Governor Bobby Jindal and other Louisiana politicians belatedly are scurrying to protect the state’s barrier islands and coastal marshes from the BP oil spill and the contamination and accelerated erosion it would bring.
Where were these leaders and their predecessors during the last five decades when the oil industry’s commercial activity was decimating huge chunks of the Louisiana wetlands? The answer is easy. Politicians of both parties and at all levels were looking the other way, presumably because of the industry’s multi billion dollar economic impact on the state and partially because of the oil companies’ handsome campaign contributions.
Thus, the oil industry was given virtually carte blanche to dig channels, dredge canals, and drain portions of the wetlands to facilitate transportation and production of its products. Scientists estimate that approximately 50 percent of the 30 or so square miles of Louisiana wetlands lost annually has been due to salt water intrusion and other destructive impacts resulting from industrial activity. At the current rate of depletion, scientists at the U.S. Geological Survey predict that the Louisiana wetlands, which constitute 40 percent of all wetlands in the continental United States, will be gone in 200 years.
Louisiana made a pact with an industry that produces a vital but environmentally toxic product. One cannot blame the people of Louisiana for yielding to the daily pressures of earning a living, yet they engaged in a Faustian bargain in which they were bound to end up as victims as well as beneficiaries. Indeed, Louisianians were paying a steep price for the oil industry’s presence right from the get-go. It’s just that the wetland loss occurred in gradual increments, making it easy for people to largely ignore the degradation in the midst of big oil’s seductive boost to the local economy. Only when the BP spill accelerated the industry’s adverse environmental impacts on the region in a dramatic concentrated fashion were Gulf coast residents jolted into a reality they could not disregard. The tragedy is that the price (in wetland loss with accompanying reduction in fisheries, flood control and hurricane mitigation) that ordinary citizens will have to pay did not have to be as heavy if government had imposed tighter controls on industrial activity.
Meanwhile, nary a peep has been heard from the state’s congressional delegation promoting a crash program to develop solar, wind and other renewable sources of energy in Louisiana. Where are the requests to obtain federal funding to finance startups of solar panel factories and windmill construction in the state? Politicians should be doing this not just to provide alternatives to oil drilling but to assure jobs for their constituents when the oil runs out–and they should have been doing this all along.

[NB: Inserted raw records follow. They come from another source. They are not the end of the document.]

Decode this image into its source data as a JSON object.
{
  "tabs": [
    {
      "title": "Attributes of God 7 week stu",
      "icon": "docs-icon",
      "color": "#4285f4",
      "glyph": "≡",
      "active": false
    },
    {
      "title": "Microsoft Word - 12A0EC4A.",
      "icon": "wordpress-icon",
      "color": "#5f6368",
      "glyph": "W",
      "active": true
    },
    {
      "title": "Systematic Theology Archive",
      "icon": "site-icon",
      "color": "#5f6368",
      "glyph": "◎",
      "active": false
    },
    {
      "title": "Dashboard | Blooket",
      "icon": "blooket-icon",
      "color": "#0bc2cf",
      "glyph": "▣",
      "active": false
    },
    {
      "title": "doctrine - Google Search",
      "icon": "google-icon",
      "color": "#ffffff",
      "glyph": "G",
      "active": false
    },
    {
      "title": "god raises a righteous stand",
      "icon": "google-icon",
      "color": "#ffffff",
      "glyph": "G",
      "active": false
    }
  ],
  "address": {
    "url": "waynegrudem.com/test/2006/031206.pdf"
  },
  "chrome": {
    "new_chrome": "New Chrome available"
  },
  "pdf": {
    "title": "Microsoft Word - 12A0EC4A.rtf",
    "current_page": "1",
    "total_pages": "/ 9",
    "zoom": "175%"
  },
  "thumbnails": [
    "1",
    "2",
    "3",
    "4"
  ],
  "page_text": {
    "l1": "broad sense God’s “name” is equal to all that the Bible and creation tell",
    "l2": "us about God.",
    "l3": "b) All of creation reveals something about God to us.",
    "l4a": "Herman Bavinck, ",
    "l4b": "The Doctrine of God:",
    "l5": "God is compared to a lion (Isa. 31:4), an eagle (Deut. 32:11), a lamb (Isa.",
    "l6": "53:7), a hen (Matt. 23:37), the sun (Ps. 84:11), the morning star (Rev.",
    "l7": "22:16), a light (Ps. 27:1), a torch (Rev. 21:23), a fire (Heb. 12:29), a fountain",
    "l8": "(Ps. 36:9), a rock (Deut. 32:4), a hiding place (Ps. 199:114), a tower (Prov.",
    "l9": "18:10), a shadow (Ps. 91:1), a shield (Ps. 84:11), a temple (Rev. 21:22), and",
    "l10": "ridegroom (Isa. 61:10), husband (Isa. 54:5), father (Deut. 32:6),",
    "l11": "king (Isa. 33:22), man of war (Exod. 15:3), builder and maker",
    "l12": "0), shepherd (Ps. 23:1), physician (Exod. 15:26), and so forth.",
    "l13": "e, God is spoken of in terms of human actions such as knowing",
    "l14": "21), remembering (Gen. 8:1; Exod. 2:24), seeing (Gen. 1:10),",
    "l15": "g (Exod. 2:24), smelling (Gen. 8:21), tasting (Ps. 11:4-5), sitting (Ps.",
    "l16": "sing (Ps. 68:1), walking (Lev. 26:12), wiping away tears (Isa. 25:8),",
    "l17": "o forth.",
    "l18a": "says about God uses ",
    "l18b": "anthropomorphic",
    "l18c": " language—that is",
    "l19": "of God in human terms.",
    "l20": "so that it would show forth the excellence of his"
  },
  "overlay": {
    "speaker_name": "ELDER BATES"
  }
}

Edward Flattau is an environmental columnist residing in Washington, D.C and the author of the forthcoming book, Green Morality, due for release at the end of the summer.